DIRECTIONS FOR THIS TASK
Your answer should consist of every line from the records that holds the string "JSON".

PROVIDED DATA
──────────────────────────────

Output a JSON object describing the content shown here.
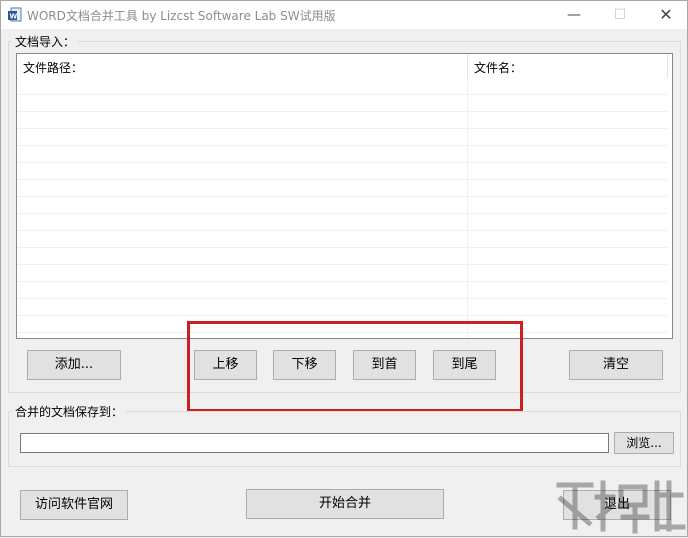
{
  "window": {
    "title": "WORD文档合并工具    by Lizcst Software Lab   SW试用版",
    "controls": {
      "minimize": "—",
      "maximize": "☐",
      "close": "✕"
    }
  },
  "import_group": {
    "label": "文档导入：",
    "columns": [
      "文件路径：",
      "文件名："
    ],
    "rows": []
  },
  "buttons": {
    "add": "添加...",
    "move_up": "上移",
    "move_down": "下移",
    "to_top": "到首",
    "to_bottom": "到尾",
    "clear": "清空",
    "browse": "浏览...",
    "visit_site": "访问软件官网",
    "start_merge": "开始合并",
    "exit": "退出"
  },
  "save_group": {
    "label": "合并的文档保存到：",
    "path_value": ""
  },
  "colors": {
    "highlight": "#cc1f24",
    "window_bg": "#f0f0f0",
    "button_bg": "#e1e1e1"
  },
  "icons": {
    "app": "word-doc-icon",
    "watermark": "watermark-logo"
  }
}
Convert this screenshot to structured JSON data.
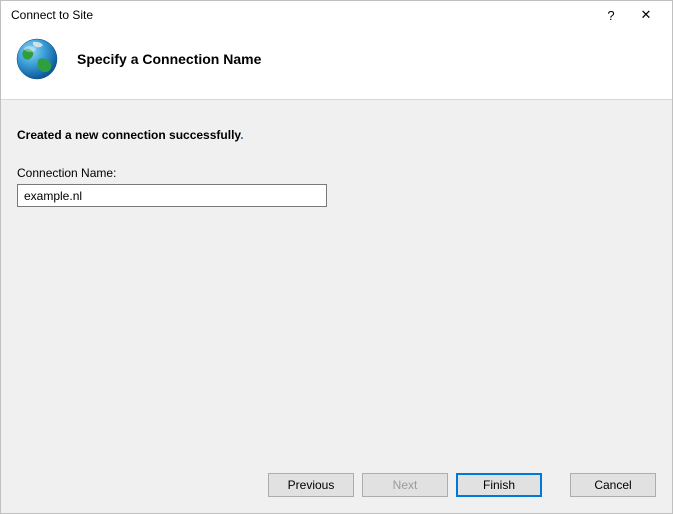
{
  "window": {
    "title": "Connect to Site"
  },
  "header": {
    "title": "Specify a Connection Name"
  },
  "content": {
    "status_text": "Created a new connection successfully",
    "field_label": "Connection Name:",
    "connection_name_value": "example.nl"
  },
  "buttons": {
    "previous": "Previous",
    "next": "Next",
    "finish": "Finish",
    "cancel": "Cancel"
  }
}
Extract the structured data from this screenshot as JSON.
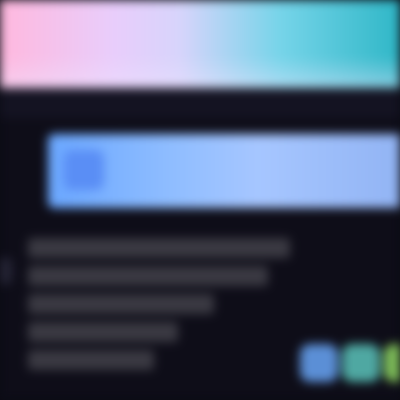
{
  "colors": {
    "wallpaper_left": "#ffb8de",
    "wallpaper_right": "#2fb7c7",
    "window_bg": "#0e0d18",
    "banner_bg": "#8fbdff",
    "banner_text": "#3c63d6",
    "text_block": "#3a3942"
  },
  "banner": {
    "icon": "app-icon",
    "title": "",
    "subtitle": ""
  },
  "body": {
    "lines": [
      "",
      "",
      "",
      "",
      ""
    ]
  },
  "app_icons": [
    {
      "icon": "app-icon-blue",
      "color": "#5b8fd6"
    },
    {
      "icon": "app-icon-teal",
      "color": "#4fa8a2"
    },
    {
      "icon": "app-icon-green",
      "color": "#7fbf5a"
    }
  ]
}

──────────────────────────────

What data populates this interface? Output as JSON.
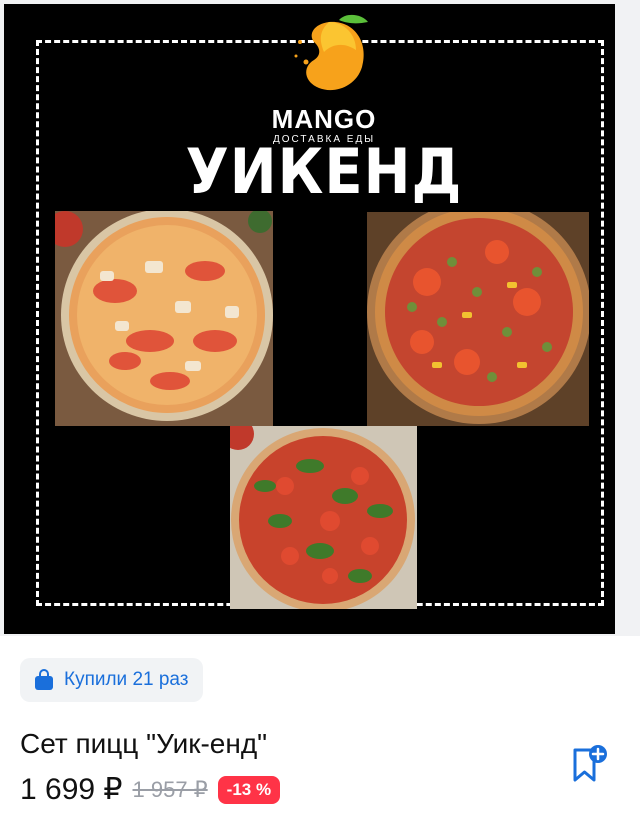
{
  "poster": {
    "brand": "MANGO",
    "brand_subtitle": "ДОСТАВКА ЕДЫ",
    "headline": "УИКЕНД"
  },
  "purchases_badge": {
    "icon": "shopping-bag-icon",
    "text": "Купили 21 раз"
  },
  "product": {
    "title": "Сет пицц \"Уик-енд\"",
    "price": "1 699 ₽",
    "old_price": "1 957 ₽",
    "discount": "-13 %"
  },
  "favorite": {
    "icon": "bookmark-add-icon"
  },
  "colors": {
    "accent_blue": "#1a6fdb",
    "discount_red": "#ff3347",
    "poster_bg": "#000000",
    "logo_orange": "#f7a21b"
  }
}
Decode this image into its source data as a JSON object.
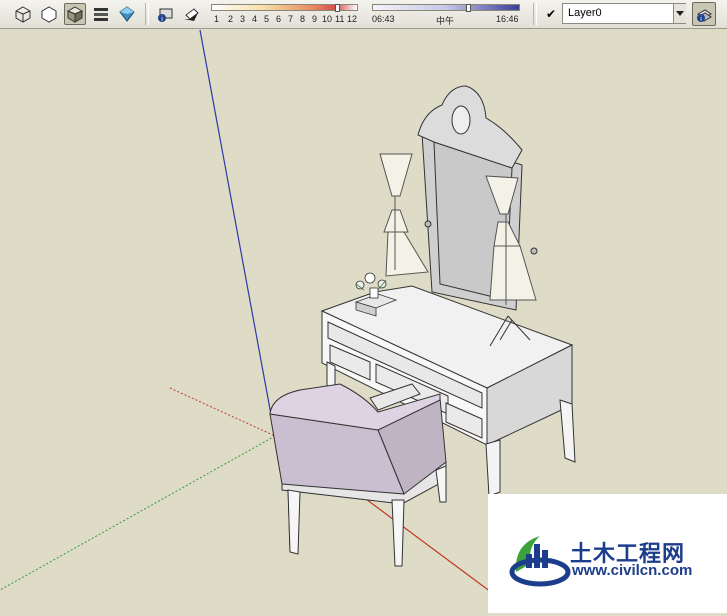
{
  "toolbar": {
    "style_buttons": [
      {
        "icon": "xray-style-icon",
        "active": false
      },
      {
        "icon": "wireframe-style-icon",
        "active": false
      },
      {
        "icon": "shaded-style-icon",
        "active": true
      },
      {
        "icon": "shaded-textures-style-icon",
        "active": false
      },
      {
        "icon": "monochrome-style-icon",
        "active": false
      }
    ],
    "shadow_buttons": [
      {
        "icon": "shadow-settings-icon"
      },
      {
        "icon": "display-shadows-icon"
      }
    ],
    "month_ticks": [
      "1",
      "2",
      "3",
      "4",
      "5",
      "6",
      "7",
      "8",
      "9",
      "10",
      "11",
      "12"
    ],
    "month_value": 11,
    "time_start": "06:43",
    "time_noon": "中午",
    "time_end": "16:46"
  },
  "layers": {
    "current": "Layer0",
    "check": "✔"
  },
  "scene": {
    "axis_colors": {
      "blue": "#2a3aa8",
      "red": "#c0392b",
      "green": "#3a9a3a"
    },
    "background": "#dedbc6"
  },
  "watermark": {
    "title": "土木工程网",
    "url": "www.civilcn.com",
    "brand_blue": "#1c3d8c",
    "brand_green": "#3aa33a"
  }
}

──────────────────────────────

TASK OUTPUT
Output a JSON object describing the content shown here.
Convert this screenshot to structured JSON data.
Extract the structured data from this screenshot as JSON.
What data populates this interface? Output as JSON.
Decode this image into its source data as a JSON object.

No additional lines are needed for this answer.